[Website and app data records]
%%

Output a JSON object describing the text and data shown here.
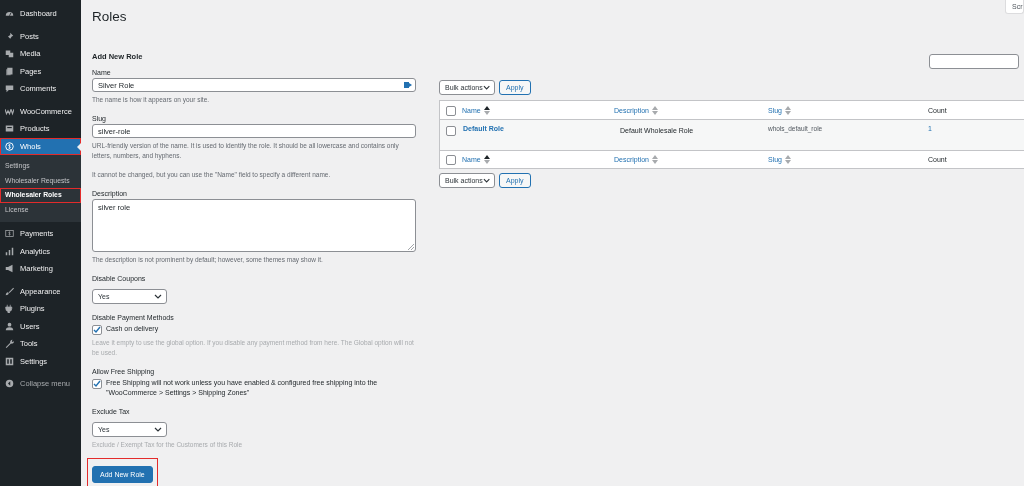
{
  "sidebar": {
    "groups": [
      [
        {
          "label": "Dashboard",
          "selected": false,
          "highlighted": false
        }
      ],
      [
        {
          "label": "Posts",
          "selected": false,
          "highlighted": false
        },
        {
          "label": "Media",
          "selected": false,
          "highlighted": false
        },
        {
          "label": "Pages",
          "selected": false,
          "highlighted": false
        },
        {
          "label": "Comments",
          "selected": false,
          "highlighted": false
        }
      ],
      [
        {
          "label": "WooCommerce",
          "selected": false,
          "highlighted": false
        },
        {
          "label": "Products",
          "selected": false,
          "highlighted": false
        },
        {
          "label": "Whols",
          "selected": true,
          "highlighted": true,
          "submenu": [
            {
              "label": "Settings",
              "selected": false,
              "highlighted": false
            },
            {
              "label": "Wholesaler Requests",
              "selected": false,
              "highlighted": false
            },
            {
              "label": "Wholesaler Roles",
              "selected": true,
              "highlighted": true
            },
            {
              "label": "License",
              "selected": false,
              "highlighted": false
            }
          ]
        },
        {
          "label": "Payments",
          "selected": false,
          "highlighted": false
        },
        {
          "label": "Analytics",
          "selected": false,
          "highlighted": false
        },
        {
          "label": "Marketing",
          "selected": false,
          "highlighted": false
        }
      ],
      [
        {
          "label": "Appearance",
          "selected": false,
          "highlighted": false
        },
        {
          "label": "Plugins",
          "selected": false,
          "highlighted": false
        },
        {
          "label": "Users",
          "selected": false,
          "highlighted": false
        },
        {
          "label": "Tools",
          "selected": false,
          "highlighted": false
        },
        {
          "label": "Settings",
          "selected": false,
          "highlighted": false
        }
      ]
    ],
    "collapse": "Collapse menu"
  },
  "screen_options": "Scr",
  "page_title": "Roles",
  "form": {
    "heading": "Add New Role",
    "fields": [
      {
        "kind": "text",
        "label": "Name",
        "value": "Silver Role",
        "help": [
          "The name is how it appears on your site."
        ]
      },
      {
        "kind": "text",
        "label": "Slug",
        "value": "silver-role",
        "help": [
          "URL-friendly version of the name. It is used to identify the role. It should be all lowercase and contains only letters, numbers, and hyphens.",
          "It cannot be changed, but you can use the \"Name\" field to specify a different name."
        ]
      },
      {
        "kind": "textarea",
        "label": "Description",
        "value": "silver role",
        "help": [
          "The description is not prominent by default; however, some themes may show it."
        ]
      },
      {
        "kind": "select",
        "label": "Disable Coupons",
        "value": "Yes"
      },
      {
        "kind": "checkbox",
        "label": "Disable Payment Methods",
        "options": [
          {
            "label": "Cash on delivery",
            "checked": true
          }
        ],
        "help": [
          "Leave it empty to use the global option. If you disable any payment method from here. The Global option will not be used."
        ]
      },
      {
        "kind": "checkbox",
        "label": "Allow Free Shipping",
        "options": [
          {
            "label": "Free Shipping will not work unless you have enabled & configured free shipping into the \"WooCommerce > Settings > Shipping Zones\"",
            "checked": true
          }
        ]
      },
      {
        "kind": "select",
        "label": "Exclude Tax",
        "value": "Yes",
        "help": [
          "Exclude / Exempt Tax for the Customers of this Role"
        ]
      }
    ],
    "submit": {
      "label": "Add New Role",
      "highlighted": true
    }
  },
  "table": {
    "bulk_top": {
      "action": "Bulk actions",
      "apply": "Apply"
    },
    "header_checked": false,
    "columns": [
      {
        "label": "Name",
        "sortable": true,
        "sorted": true
      },
      {
        "label": "Description",
        "sortable": true,
        "sorted": false
      },
      {
        "label": "Slug",
        "sortable": true,
        "sorted": false
      },
      {
        "label": "Count",
        "sortable": false
      }
    ],
    "rows": [
      {
        "name": "Default Role",
        "description": "Default Wholesale Role",
        "slug": "whols_default_role",
        "count": "1",
        "checked": false
      }
    ],
    "footer_checked": false,
    "footer_columns": [
      {
        "label": "Name",
        "sortable": true,
        "sorted": true
      },
      {
        "label": "Description",
        "sortable": true,
        "sorted": false
      },
      {
        "label": "Slug",
        "sortable": true,
        "sorted": false
      },
      {
        "label": "Count",
        "sortable": false
      }
    ],
    "bulk_bottom": {
      "action": "Bulk actions",
      "apply": "Apply"
    }
  }
}
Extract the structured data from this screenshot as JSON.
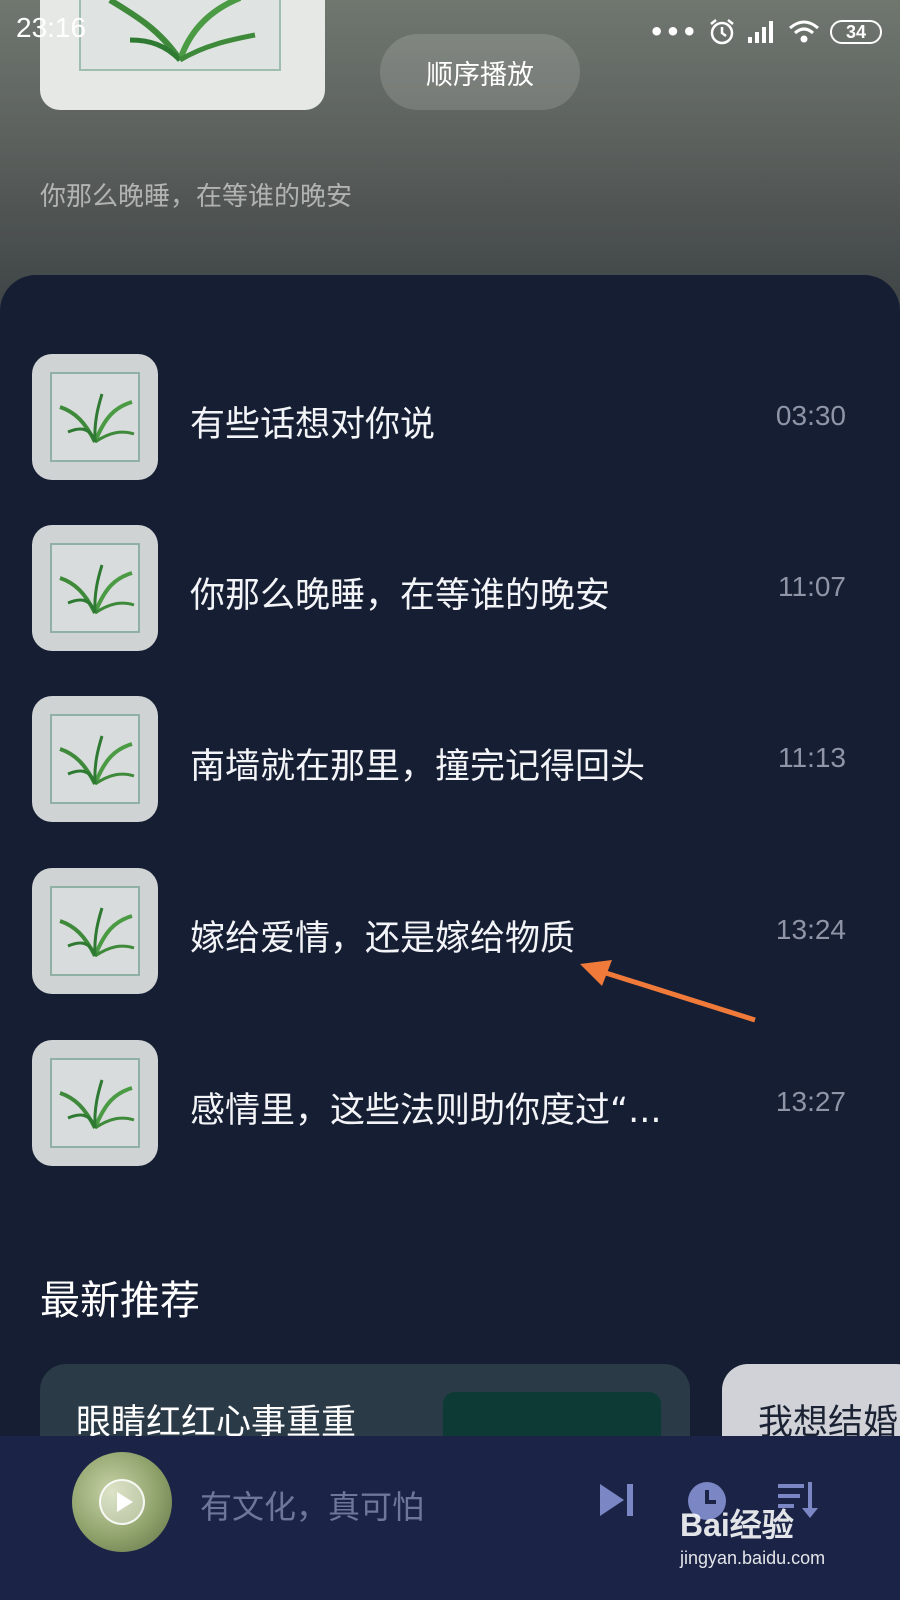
{
  "status_bar": {
    "time": "23:16",
    "battery": "34"
  },
  "header": {
    "order_button_label": "顺序播放",
    "subtitle": "你那么晚睡，在等谁的晚安"
  },
  "playlist": [
    {
      "title": "有些话想对你说",
      "duration": "03:30"
    },
    {
      "title": "你那么晚睡，在等谁的晚安",
      "duration": "11:07"
    },
    {
      "title": "南墙就在那里，撞完记得回头",
      "duration": "11:13"
    },
    {
      "title": "嫁给爱情，还是嫁给物质",
      "duration": "13:24"
    },
    {
      "title": "感情里，这些法则助你度过“...",
      "duration": "13:27"
    }
  ],
  "recommend": {
    "title": "最新推荐",
    "cards": [
      {
        "label": "眼睛红红心事重重"
      },
      {
        "label": "我想结婚"
      }
    ]
  },
  "player": {
    "now_playing": "有文化，真可怕"
  },
  "watermark": {
    "logo_text": "Bai经验",
    "url": "jingyan.baidu.com"
  },
  "colors": {
    "panel_bg": "#161e33",
    "player_bg": "#1b2447",
    "accent_icon": "#7b86c4",
    "annotation_arrow": "#f07a3a"
  }
}
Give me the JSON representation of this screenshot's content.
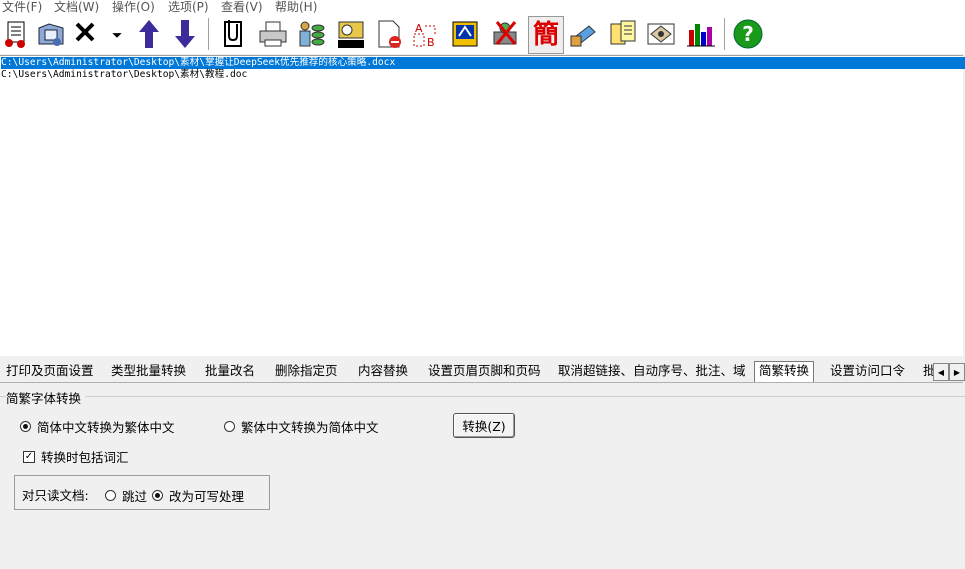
{
  "menu": [
    "文件(F)",
    "文档(W)",
    "操作(O)",
    "选项(P)",
    "查看(V)",
    "帮助(H)"
  ],
  "toolbar_icons": [
    "open-files-icon",
    "add-folder-icon",
    "delete-icon",
    "dropdown-arrow-icon",
    "move-up-icon",
    "move-down-icon",
    "clip-icon",
    "print-icon",
    "batch-convert-icon",
    "rename-icon",
    "delete-page-icon",
    "replace-text-icon",
    "header-footer-icon",
    "remove-links-icon",
    "simplified-traditional-icon",
    "password-icon",
    "document-props-icon",
    "settings-icon",
    "stats-icon",
    "help-icon"
  ],
  "toolbar_glyph_jian": "簡",
  "files": [
    {
      "path": "C:\\Users\\Administrator\\Desktop\\素材\\掌握让DeepSeek优先推荐的核心策略.docx",
      "selected": true
    },
    {
      "path": "C:\\Users\\Administrator\\Desktop\\素材\\教程.doc",
      "selected": false
    }
  ],
  "tabs": [
    "打印及页面设置",
    "类型批量转换",
    "批量改名",
    "删除指定页",
    "内容替换",
    "设置页眉页脚和页码",
    "取消超链接、自动序号、批注、域",
    "简繁转换",
    "设置访问口令",
    "批"
  ],
  "active_tab": "简繁转换",
  "panel": {
    "group_title": "简繁字体转换",
    "opt_s2t": "简体中文转换为繁体中文",
    "opt_t2s": "繁体中文转换为简体中文",
    "include_words": "转换时包括词汇",
    "convert_button": "转换(Z)",
    "readonly_label": "对只读文档:",
    "skip": "跳过",
    "make_writable": "改为可写处理"
  },
  "colors": {
    "selection": "#0078d7"
  }
}
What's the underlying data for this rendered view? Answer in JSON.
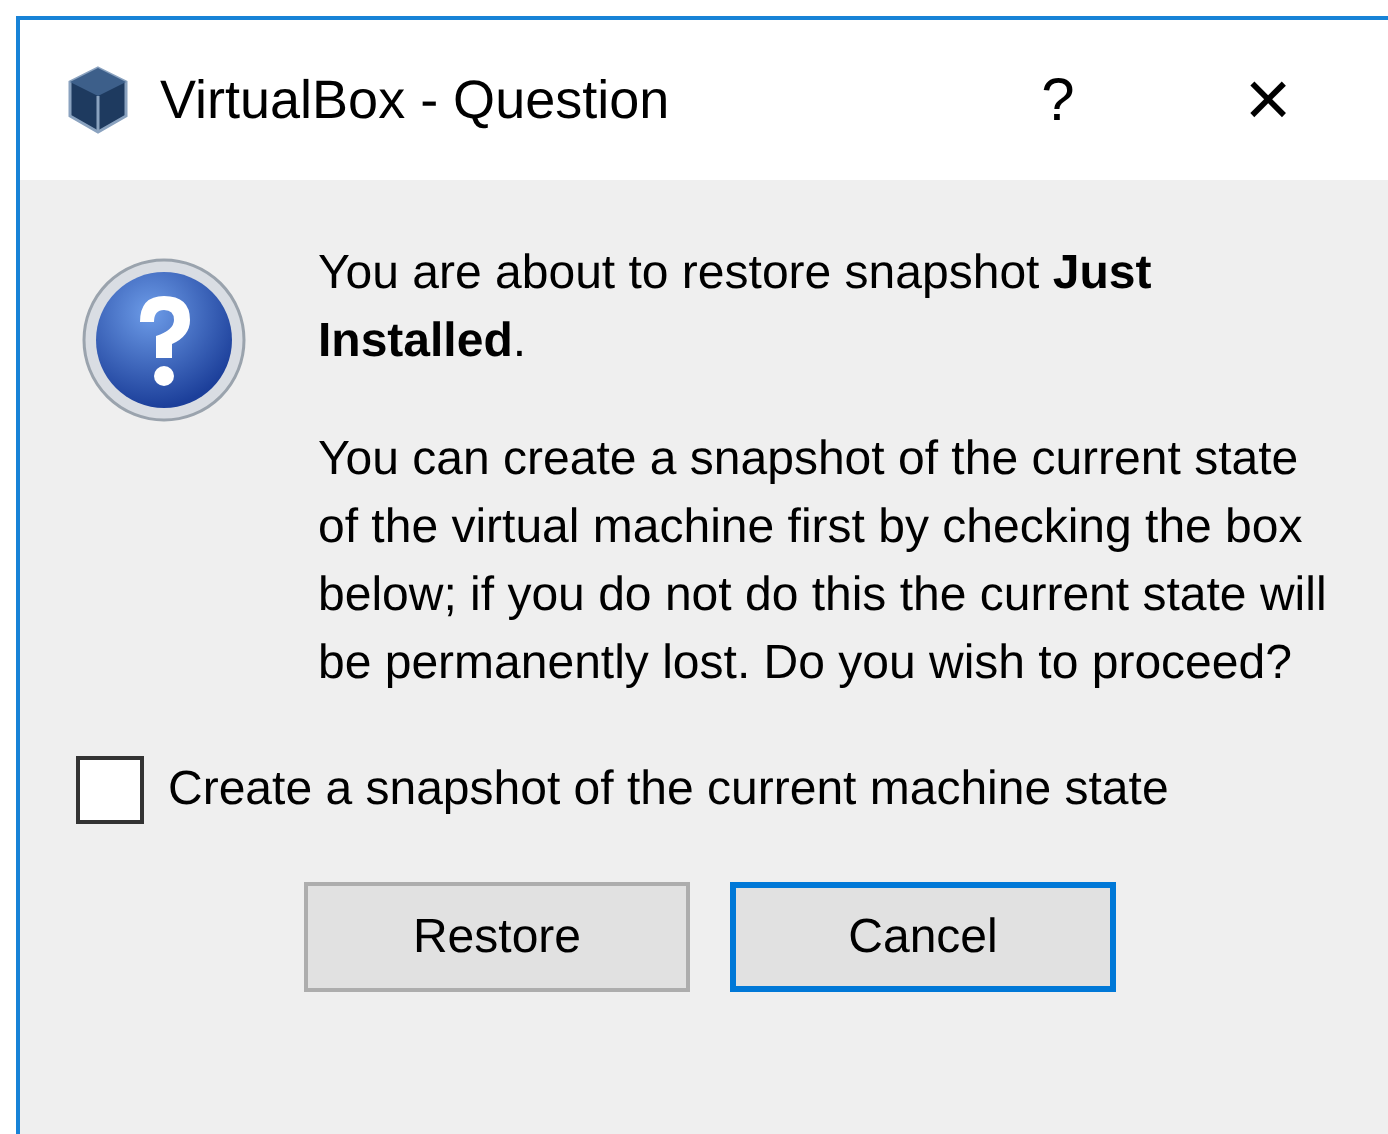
{
  "window": {
    "title": "VirtualBox - Question",
    "help": "?",
    "close": "×"
  },
  "messages": [
    "You are about to restore snapshot **Just Installed**.",
    "You can create a snapshot of the current state of the virtual machine first by checking the box below; if you do not do this the current state will be permanently lost. Do you wish to proceed?"
  ],
  "checkbox": {
    "label": "Create a snapshot of the current machine state",
    "checked": false
  },
  "buttons": [
    {
      "label": "Restore",
      "focused": false
    },
    {
      "label": "Cancel",
      "focused": true
    }
  ]
}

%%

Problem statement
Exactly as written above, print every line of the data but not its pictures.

Result for this exercise
Output a JSON object describing the text and data shown here.
{
  "sidebar": {
    "groups": [
      [
        {
          "label": "Dashboard",
          "selected": false,
          "highlighted": false
        }
      ],
      [
        {
          "label": "Posts",
          "selected": false,
          "highlighted": false
        },
        {
          "label": "Media",
          "selected": false,
          "highlighted": false
        },
        {
          "label": "Pages",
          "selected": false,
          "highlighted": false
        },
        {
          "label": "Comments",
          "selected": false,
          "highlighted": false
        }
      ],
      [
        {
          "label": "WooCommerce",
          "selected": false,
          "highlighted": false
        },
        {
          "label": "Products",
          "selected": false,
          "highlighted": false
        },
        {
          "label": "Whols",
          "selected": true,
          "highlighted": true,
          "submenu": [
            {
              "label": "Settings",
              "selected": false,
              "highlighted": false
            },
            {
              "label": "Wholesaler Requests",
              "selected": false,
              "highlighted": false
            },
            {
              "label": "Wholesaler Roles",
              "selected": true,
              "highlighted": true
            },
            {
              "label": "License",
              "selected": false,
              "highlighted": false
            }
          ]
        },
        {
          "label": "Payments",
          "selected": false,
          "highlighted": false
        },
        {
          "label": "Analytics",
          "selected": false,
          "highlighted": false
        },
        {
          "label": "Marketing",
          "selected": false,
          "highlighted": false
        }
      ],
      [
        {
          "label": "Appearance",
          "selected": false,
          "highlighted": false
        },
        {
          "label": "Plugins",
          "selected": false,
          "highlighted": false
        },
        {
          "label": "Users",
          "selected": false,
          "highlighted": false
        },
        {
          "label": "Tools",
          "selected": false,
          "highlighted": false
        },
        {
          "label": "Settings",
          "selected": false,
          "highlighted": false
        }
      ]
    ],
    "collapse": "Collapse menu"
  },
  "screen_options": "Scr",
  "page_title": "Roles",
  "form": {
    "heading": "Add New Role",
    "fields": [
      {
        "kind": "text",
        "label": "Name",
        "value": "Silver Role",
        "help": [
          "The name is how it appears on your site."
        ]
      },
      {
        "kind": "text",
        "label": "Slug",
        "value": "silver-role",
        "help": [
          "URL-friendly version of the name. It is used to identify the role. It should be all lowercase and contains only letters, numbers, and hyphens.",
          "It cannot be changed, but you can use the \"Name\" field to specify a different name."
        ]
      },
      {
        "kind": "textarea",
        "label": "Description",
        "value": "silver role",
        "help": [
          "The description is not prominent by default; however, some themes may show it."
        ]
      },
      {
        "kind": "select",
        "label": "Disable Coupons",
        "value": "Yes"
      },
      {
        "kind": "checkbox",
        "label": "Disable Payment Methods",
        "options": [
          {
            "label": "Cash on delivery",
            "checked": true
          }
        ],
        "help": [
          "Leave it empty to use the global option. If you disable any payment method from here. The Global option will not be used."
        ]
      },
      {
        "kind": "checkbox",
        "label": "Allow Free Shipping",
        "options": [
          {
            "label": "Free Shipping will not work unless you have enabled & configured free shipping into the \"WooCommerce > Settings > Shipping Zones\"",
            "checked": true
          }
        ]
      },
      {
        "kind": "select",
        "label": "Exclude Tax",
        "value": "Yes",
        "help": [
          "Exclude / Exempt Tax for the Customers of this Role"
        ]
      }
    ],
    "submit": {
      "label": "Add New Role",
      "highlighted": true
    }
  },
  "table": {
    "bulk_top": {
      "action": "Bulk actions",
      "apply": "Apply"
    },
    "header_checked": false,
    "columns": [
      {
        "label": "Name",
        "sortable": true,
        "sorted": true
      },
      {
        "label": "Description",
        "sortable": true,
        "sorted": false
      },
      {
        "label": "Slug",
        "sortable": true,
        "sorted": false
      },
      {
        "label": "Count",
        "sortable": false
      }
    ],
    "rows": [
      {
        "name": "Default Role",
        "description": "Default Wholesale Role",
        "slug": "whols_default_role",
        "count": "1",
        "checked": false
      }
    ],
    "footer_checked": false,
    "footer_columns": [
      {
        "label": "Name",
        "sortable": true,
        "sorted": true
      },
      {
        "label": "Description",
        "sortable": true,
        "sorted": false
      },
      {
        "label": "Slug",
        "sortable": true,
        "sorted": false
      },
      {
        "label": "Count",
        "sortable": false
      }
    ],
    "bulk_bottom": {
      "action": "Bulk actions",
      "apply": "Apply"
    }
  }
}
Extract the structured data from this screenshot as JSON.
{
  "status_bar": {
    "time": "23:16",
    "battery": "34"
  },
  "header": {
    "order_button_label": "顺序播放",
    "subtitle": "你那么晚睡，在等谁的晚安"
  },
  "playlist": [
    {
      "title": "有些话想对你说",
      "duration": "03:30"
    },
    {
      "title": "你那么晚睡，在等谁的晚安",
      "duration": "11:07"
    },
    {
      "title": "南墙就在那里，撞完记得回头",
      "duration": "11:13"
    },
    {
      "title": "嫁给爱情，还是嫁给物质",
      "duration": "13:24"
    },
    {
      "title": "感情里，这些法则助你度过“...",
      "duration": "13:27"
    }
  ],
  "recommend": {
    "title": "最新推荐",
    "cards": [
      {
        "label": "眼睛红红心事重重"
      },
      {
        "label": "我想结婚"
      }
    ]
  },
  "player": {
    "now_playing": "有文化，真可怕"
  },
  "watermark": {
    "logo_text": "Bai经验",
    "url": "jingyan.baidu.com"
  },
  "colors": {
    "panel_bg": "#161e33",
    "player_bg": "#1b2447",
    "accent_icon": "#7b86c4",
    "annotation_arrow": "#f07a3a"
  }
}
Give me the JSON representation of this screenshot's content.
{
  "menu": [
    "文件(F)",
    "文档(W)",
    "操作(O)",
    "选项(P)",
    "查看(V)",
    "帮助(H)"
  ],
  "toolbar_icons": [
    "open-files-icon",
    "add-folder-icon",
    "delete-icon",
    "dropdown-arrow-icon",
    "move-up-icon",
    "move-down-icon",
    "clip-icon",
    "print-icon",
    "batch-convert-icon",
    "rename-icon",
    "delete-page-icon",
    "replace-text-icon",
    "header-footer-icon",
    "remove-links-icon",
    "simplified-traditional-icon",
    "password-icon",
    "document-props-icon",
    "settings-icon",
    "stats-icon",
    "help-icon"
  ],
  "toolbar_glyph_jian": "簡",
  "files": [
    {
      "path": "C:\\Users\\Administrator\\Desktop\\素材\\掌握让DeepSeek优先推荐的核心策略.docx",
      "selected": true
    },
    {
      "path": "C:\\Users\\Administrator\\Desktop\\素材\\教程.doc",
      "selected": false
    }
  ],
  "tabs": [
    "打印及页面设置",
    "类型批量转换",
    "批量改名",
    "删除指定页",
    "内容替换",
    "设置页眉页脚和页码",
    "取消超链接、自动序号、批注、域",
    "简繁转换",
    "设置访问口令",
    "批"
  ],
  "active_tab": "简繁转换",
  "panel": {
    "group_title": "简繁字体转换",
    "opt_s2t": "简体中文转换为繁体中文",
    "opt_t2s": "繁体中文转换为简体中文",
    "include_words": "转换时包括词汇",
    "convert_button": "转换(Z)",
    "readonly_label": "对只读文档:",
    "skip": "跳过",
    "make_writable": "改为可写处理"
  },
  "colors": {
    "selection": "#0078d7"
  }
}
What's the underlying data for this rendered view? Answer in JSON.
{
  "window": {
    "title": "VirtualBox - Question",
    "help": "?",
    "close": "×"
  },
  "messages": [
    "You are about to restore snapshot **Just Installed**.",
    "You can create a snapshot of the current state of the virtual machine first by checking the box below; if you do not do this the current state will be permanently lost. Do you wish to proceed?"
  ],
  "checkbox": {
    "label": "Create a snapshot of the current machine state",
    "checked": false
  },
  "buttons": [
    {
      "label": "Restore",
      "focused": false
    },
    {
      "label": "Cancel",
      "focused": true
    }
  ]
}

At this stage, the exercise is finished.